Testing urine can reveal the identity of illnesses, and the new paper battery could allow the sample being tested to also power the diagnostic device.
"We are striving to develop cheap, disposable credit-card sized biochips for disease detection," says Ki Bang Lee, at the Institute of Bioengineering and Nanotechnology in Singapore. "Our battery can be easily integrated into such devices, supplying electricity on contact with biofluids such as urine or blood."
Current biochips need an external reader such as a laser scanner or an external source of power, such as conventional batteries, to perform diagnostic tests. Lee's technology houses both the sensors and the battery on one plastic chip.

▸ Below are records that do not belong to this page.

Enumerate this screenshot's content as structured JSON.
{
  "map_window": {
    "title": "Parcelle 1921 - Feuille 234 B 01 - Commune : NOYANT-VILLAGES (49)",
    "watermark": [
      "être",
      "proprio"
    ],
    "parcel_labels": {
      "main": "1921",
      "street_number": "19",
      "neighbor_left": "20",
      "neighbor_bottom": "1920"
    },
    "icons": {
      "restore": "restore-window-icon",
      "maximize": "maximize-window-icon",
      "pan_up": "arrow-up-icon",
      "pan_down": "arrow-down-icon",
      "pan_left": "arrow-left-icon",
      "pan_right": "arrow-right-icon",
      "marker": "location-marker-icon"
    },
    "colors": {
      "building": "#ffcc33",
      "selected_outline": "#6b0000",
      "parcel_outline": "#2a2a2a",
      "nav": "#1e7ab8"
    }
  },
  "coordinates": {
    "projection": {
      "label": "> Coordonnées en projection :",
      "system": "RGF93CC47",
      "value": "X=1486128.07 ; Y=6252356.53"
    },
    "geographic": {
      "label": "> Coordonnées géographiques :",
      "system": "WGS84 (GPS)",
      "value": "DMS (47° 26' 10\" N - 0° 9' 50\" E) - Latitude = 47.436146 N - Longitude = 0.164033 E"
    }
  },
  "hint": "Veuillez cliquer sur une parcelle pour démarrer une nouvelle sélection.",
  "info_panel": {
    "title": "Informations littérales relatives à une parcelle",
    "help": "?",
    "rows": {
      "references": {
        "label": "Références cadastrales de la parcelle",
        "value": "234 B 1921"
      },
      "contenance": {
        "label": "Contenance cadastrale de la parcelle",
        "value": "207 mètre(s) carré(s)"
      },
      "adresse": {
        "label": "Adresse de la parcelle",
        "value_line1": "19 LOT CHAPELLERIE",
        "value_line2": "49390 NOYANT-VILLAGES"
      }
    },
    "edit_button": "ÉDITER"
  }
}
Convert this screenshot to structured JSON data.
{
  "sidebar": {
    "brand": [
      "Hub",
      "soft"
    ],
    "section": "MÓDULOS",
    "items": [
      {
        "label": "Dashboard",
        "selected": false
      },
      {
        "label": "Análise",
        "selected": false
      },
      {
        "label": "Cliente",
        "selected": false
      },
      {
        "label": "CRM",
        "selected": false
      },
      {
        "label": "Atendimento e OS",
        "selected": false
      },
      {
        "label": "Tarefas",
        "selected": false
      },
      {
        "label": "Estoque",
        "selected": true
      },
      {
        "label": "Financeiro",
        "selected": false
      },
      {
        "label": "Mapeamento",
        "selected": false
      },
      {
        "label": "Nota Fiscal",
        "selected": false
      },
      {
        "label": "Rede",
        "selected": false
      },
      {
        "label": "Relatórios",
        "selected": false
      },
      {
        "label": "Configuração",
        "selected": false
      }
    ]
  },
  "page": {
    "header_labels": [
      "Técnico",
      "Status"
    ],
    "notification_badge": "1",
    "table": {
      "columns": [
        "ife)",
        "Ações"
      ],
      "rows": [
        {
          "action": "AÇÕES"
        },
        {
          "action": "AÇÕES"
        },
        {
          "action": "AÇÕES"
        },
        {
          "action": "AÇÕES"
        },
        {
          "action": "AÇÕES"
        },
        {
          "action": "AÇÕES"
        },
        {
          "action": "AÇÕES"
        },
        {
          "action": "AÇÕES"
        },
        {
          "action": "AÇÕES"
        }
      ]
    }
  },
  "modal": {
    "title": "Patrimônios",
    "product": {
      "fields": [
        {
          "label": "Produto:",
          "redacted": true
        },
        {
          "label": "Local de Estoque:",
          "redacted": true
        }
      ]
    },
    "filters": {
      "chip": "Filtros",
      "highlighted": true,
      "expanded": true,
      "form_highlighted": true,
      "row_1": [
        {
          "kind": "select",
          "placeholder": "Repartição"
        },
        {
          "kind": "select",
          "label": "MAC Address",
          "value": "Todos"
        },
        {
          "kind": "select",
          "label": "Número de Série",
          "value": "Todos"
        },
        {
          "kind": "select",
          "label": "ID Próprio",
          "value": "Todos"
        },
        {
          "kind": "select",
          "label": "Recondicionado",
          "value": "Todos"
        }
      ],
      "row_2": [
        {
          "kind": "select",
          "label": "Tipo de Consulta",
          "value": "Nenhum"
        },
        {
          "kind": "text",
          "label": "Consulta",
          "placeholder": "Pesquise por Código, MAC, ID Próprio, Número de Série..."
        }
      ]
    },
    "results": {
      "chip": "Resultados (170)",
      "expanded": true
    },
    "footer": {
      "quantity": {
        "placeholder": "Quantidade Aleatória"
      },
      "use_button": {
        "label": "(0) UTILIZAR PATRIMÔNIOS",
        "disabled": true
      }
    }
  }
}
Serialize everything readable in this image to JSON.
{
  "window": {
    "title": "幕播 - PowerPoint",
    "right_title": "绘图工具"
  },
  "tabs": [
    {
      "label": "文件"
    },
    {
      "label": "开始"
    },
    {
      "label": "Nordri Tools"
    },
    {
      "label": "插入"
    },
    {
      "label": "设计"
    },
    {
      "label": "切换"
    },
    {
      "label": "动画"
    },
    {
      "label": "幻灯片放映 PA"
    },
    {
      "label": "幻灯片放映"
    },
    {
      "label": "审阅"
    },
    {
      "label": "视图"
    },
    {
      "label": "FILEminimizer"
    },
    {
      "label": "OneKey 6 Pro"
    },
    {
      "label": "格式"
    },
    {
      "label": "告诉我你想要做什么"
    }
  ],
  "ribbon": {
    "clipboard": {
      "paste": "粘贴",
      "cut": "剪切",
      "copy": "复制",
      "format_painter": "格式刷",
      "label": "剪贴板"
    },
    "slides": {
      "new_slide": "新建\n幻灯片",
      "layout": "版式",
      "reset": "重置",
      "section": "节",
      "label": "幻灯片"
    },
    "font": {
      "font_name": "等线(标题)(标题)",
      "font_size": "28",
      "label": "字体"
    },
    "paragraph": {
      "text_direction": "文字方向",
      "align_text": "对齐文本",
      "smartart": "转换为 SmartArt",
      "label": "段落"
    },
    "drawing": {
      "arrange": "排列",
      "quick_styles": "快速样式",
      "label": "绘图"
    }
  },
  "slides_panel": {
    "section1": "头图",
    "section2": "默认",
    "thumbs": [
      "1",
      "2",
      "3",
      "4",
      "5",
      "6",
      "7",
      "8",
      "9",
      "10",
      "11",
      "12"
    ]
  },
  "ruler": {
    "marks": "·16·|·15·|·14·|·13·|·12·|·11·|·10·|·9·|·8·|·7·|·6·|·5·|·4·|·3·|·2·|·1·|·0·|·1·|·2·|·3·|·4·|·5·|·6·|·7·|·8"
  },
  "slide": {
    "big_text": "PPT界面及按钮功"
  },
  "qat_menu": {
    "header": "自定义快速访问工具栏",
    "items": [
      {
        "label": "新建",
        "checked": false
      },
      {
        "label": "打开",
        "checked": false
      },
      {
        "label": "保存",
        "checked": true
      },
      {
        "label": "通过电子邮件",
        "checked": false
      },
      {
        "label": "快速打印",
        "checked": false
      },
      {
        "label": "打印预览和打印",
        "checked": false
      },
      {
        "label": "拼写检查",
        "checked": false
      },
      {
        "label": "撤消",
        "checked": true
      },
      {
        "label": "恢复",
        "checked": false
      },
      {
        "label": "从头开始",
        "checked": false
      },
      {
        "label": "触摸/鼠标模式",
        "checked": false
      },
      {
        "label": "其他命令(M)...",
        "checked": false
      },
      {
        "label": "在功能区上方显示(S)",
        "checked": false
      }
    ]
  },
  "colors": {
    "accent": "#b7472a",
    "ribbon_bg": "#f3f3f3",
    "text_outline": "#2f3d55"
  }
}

This design circumvents many of the problems encountered by researchers attempting to shrink down more conventional battery systems for use with bioMEMS - devices utilising bio-microelectromechanical systems.
"Many researchers have tried to design power sources or batteries for systems or bioMEMS devices. However, they have done this by reducing the size of conventional, bulky power systems or batteries," explains Lee. "They faced a lot of problems," including difficulties in getting sufficient electrical energy, he adds.
The urine-powered battery was able to generate a voltage of about 1.5 volts - with a corresponding power of 1.5 micro-watts - using just 0.2 millilitres of urine, says Lee. And if a second droplet of urine was added 15 hours after the battery was first activated, the replenished urine could generate still more electricity.
The battery is currently suited for use with disposable devices - it is not yet ready to power laptops or iPods. "But if, for example, we place a small cellular phone or transmitter on a plastic card, the chip will work as a disposable biofluid-activated means of communication in an emergency," Lee told New Scientist. "In this case, the size will be less than that of a credit card."
The battery is made of a layer of filter paper steeped in copper chloride, sandwiched between strips of magnesium and copper. This "sandwich" is then laminated in plastic to hold the whole package together. The resulting battery is just 1 millimeter thick and 60 by 30 mm across - slightly smaller than a credit card.
To activate the battery, a drop of urine is added and soaks through the sandwiched filter paper. The chemicals dissolve and react to produce electricity. The magnesium layer acts as the anode, losing its electrons. And the copper chloride acts as the cathode, mopping up the electrons.
But Lee adds that the voltage, current and capacity of the battery could be improved by different designs or by switching the electrode or electrolyte materials used.
He believes the system could be used in home-based health test kits. "The long-term goal is for people to be able to buy disposable biochips for a disease test from any pharmacy," he says.